#### Excerpts from a dataset:
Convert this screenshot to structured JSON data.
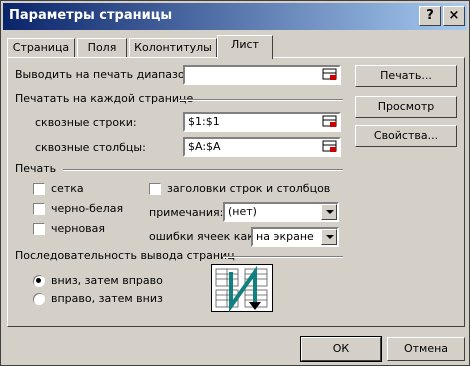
{
  "window": {
    "title": "Параметры страницы",
    "help_glyph": "?",
    "close_glyph": "×"
  },
  "tabs": [
    {
      "label": "Страница"
    },
    {
      "label": "Поля"
    },
    {
      "label": "Колонтитулы"
    },
    {
      "label": "Лист"
    }
  ],
  "print_area": {
    "label": "Выводить на печать диапазон:",
    "value": ""
  },
  "print_titles": {
    "group_label": "Печатать на каждой странице",
    "rows_label": "сквозные строки:",
    "rows_value": "$1:$1",
    "cols_label": "сквозные столбцы:",
    "cols_value": "$A:$A"
  },
  "print": {
    "group_label": "Печать",
    "gridlines": {
      "label": "сетка",
      "checked": false
    },
    "black_white": {
      "label": "черно-белая",
      "checked": false
    },
    "draft": {
      "label": "черновая",
      "checked": false
    },
    "row_col_headings": {
      "label": "заголовки строк и столбцов",
      "checked": false
    },
    "comments_label": "примечания:",
    "comments_value": "(нет)",
    "errors_label": "ошибки ячеек как:",
    "errors_value": "на экране"
  },
  "page_order": {
    "group_label": "Последовательность вывода страниц",
    "down_then_over": {
      "label": "вниз, затем вправо",
      "selected": true
    },
    "over_then_down": {
      "label": "вправо, затем вниз",
      "selected": false
    }
  },
  "buttons": {
    "print": "Печать...",
    "preview": "Просмотр",
    "properties": "Свойства...",
    "ok": "ОК",
    "cancel": "Отмена"
  }
}
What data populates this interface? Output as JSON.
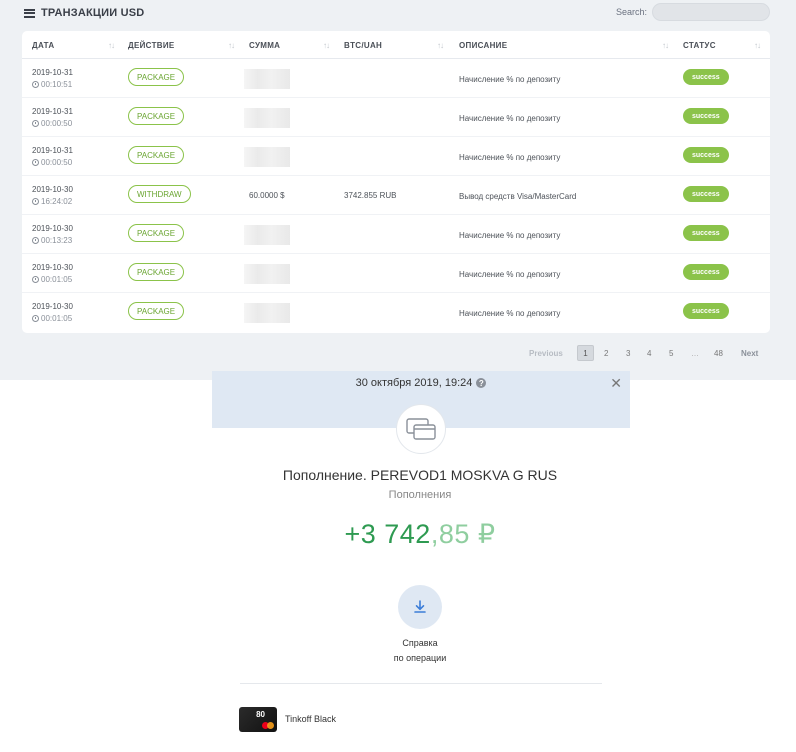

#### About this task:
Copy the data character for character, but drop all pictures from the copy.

#### Output of the task:
Convert this screenshot to structured JSON data.
{
  "window": {
    "title": "Параметры страницы",
    "help_glyph": "?",
    "close_glyph": "×"
  },
  "tabs": [
    {
      "label": "Страница"
    },
    {
      "label": "Поля"
    },
    {
      "label": "Колонтитулы"
    },
    {
      "label": "Лист"
    }
  ],
  "print_area": {
    "label": "Выводить на печать диапазон:",
    "value": ""
  },
  "print_titles": {
    "group_label": "Печатать на каждой странице",
    "rows_label": "сквозные строки:",
    "rows_value": "$1:$1",
    "cols_label": "сквозные столбцы:",
    "cols_value": "$A:$A"
  },
  "print": {
    "group_label": "Печать",
    "gridlines": {
      "label": "сетка",
      "checked": false
    },
    "black_white": {
      "label": "черно-белая",
      "checked": false
    },
    "draft": {
      "label": "черновая",
      "checked": false
    },
    "row_col_headings": {
      "label": "заголовки строк и столбцов",
      "checked": false
    },
    "comments_label": "примечания:",
    "comments_value": "(нет)",
    "errors_label": "ошибки ячеек как:",
    "errors_value": "на экране"
  },
  "page_order": {
    "group_label": "Последовательность вывода страниц",
    "down_then_over": {
      "label": "вниз, затем вправо",
      "selected": true
    },
    "over_then_down": {
      "label": "вправо, затем вниз",
      "selected": false
    }
  },
  "buttons": {
    "print": "Печать...",
    "preview": "Просмотр",
    "properties": "Свойства...",
    "ok": "ОК",
    "cancel": "Отмена"
  }
}
What data populates this interface? Output as JSON.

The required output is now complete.